Our response to the Government’s announcement of financial support for the arts
We welcome the UK Government’s £1.57 billion investment package to protect the nation’s world-class cultural, arts and heritage institutions
Since our closure on Wednesday 18 March, we, alongside many institutions and individuals in the arts and culture sector, have been working with and lobbying the Department for Digital, Culture, Media and Sport (DCMS) and HM Treasury on a support package to help weather the impact of coronavirus.
— DCMS (@DCMS) July 6, 2020
On Sunday 5 July, the UK Government announced a£1.57 billion investment package to protect the nation’s world-class cultural, arts and heritage institutions. This is a welcome relief, after a period of uncertainty for our future.

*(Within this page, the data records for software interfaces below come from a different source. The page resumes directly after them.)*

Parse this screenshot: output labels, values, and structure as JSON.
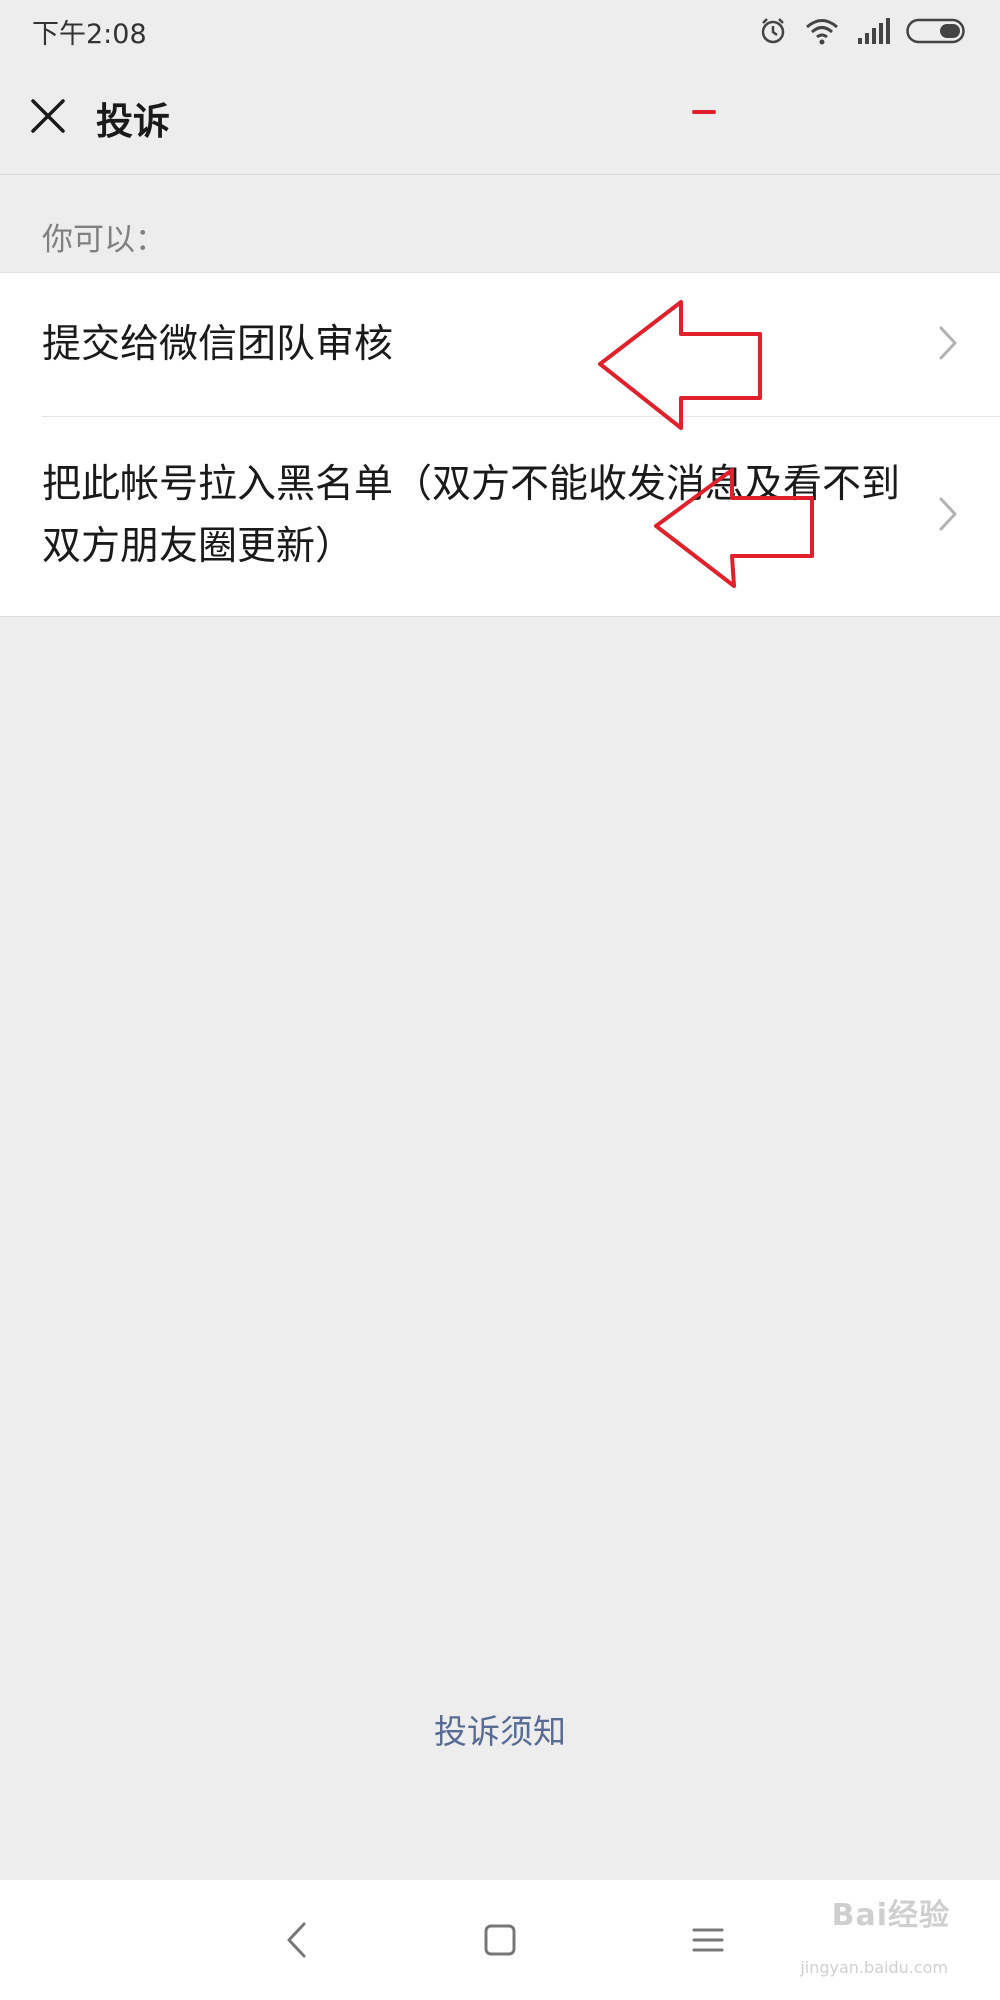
{
  "status_bar": {
    "time": "下午2:08",
    "icons": [
      "alarm-icon",
      "wifi-icon",
      "signal-icon",
      "battery-icon"
    ]
  },
  "nav": {
    "title": "投诉",
    "close_icon": "close-icon"
  },
  "section": {
    "label": "你可以："
  },
  "options": [
    {
      "label": "提交给微信团队审核",
      "icon": "chevron-right-icon"
    },
    {
      "label": "把此帐号拉入黑名单（双方不能收发消息及看不到双方朋友圈更新）",
      "icon": "chevron-right-icon"
    }
  ],
  "footer": {
    "notice_link": "投诉须知"
  },
  "system_nav": {
    "icons": [
      "back-icon",
      "home-icon",
      "menu-icon"
    ]
  },
  "watermark": {
    "text": "Bai经验",
    "sub": "jingyan.baidu.com"
  },
  "colors": {
    "background": "#ededed",
    "card": "#ffffff",
    "link": "#576b95",
    "annotation": "#e0202a"
  }
}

Neil Constable, our CEO, said:
“We at Shakespeare’s Globe welcome this significant investment from the Government in our world-leading theatres and cultural institutions. As an independent charity, the Globe needs support throughout this difficult time and will now have the opportunity to plan to reopen fully by early 2021. We will of course be taking opportunities, if social distancing allows, to reopen earlier, and until then this investment allows us to offer our world-class performances and education online for audiences and students across the world, before safely bringing our staff, freelancers, volunteers and visitors alike together in our wonderful iconic theatres.”
“The investment from the Government allows us to continue with our online offer for audiences across the world, before safely bringing our staff, freelancers, volunteers and visitors alike together in our wonderful iconic theatres”
— Neil Constable
Our Artistic Director, Michelle Terry, reflects on the last few months:
“This is unbelievably wonderful news for the organisations, institutions, and individuals that contribute tirelessly and passionately to the artistic and cultural life of our country. Art and artists are at the heart of an ecosystem that is inextricably linked to the communities from which they are born, in which they live, and whom they serve; theatre, museums, music venues, are a conduit between the artists and the audience.
“This period of profound reflection has given us all the opportunity to reconsider and recalibrate who we are and why we are, and find ways of articulating not just the economic value, but the social, civic value that we can contribute to the health, economic, ecologic, sociological and psychological complexities we are all facing. The idea that all of this hard work and resilience and sheer tenacity will be rewarded with financial support is testament to the importance of the conversation, consolation and congregation that the arts provide. We have held the government to account, and now they must hold us to account as we prove to them and to the public that this investment is worth every penny as we all reimagine the contribution that we will make as a force for positivity, active hope and progressive change. The trajectory of loss that we have seen over the past days and weeks may now be stemmed by this incredibly welcome news as we all continue to navigate our way down the path least travelled and rebuild a better, bolder and braver new world.
“This is wonderful news for all who contribute tirelessly and passionately to the artistic and cultural life of our country. Art and artists are at the heart of our ecosystem”
— Michelle Terry
“Reopening will allow us to re-engage with hundreds of thousands of our audiences and students – from preschool to postgraduate and professors”
— Patrick Spottiswoode
Patrick Spottiswoode, our Director of Globe Education, looks to the future:
“The education department at the Globe is unique in being the largest of any theatre organisation in the UK, providing storytelling, classes and courses sharing in Shakespeare’s extraordinary works. Reopening will allow us to re-engage with hundreds of thousands of our audiences and students – from preschool to postgraduate and professors. We delight in sharing the unique discoveries we are making at the Globe about Shakespeare’s plays and practice, and the continuance of this is important and timely as ever.”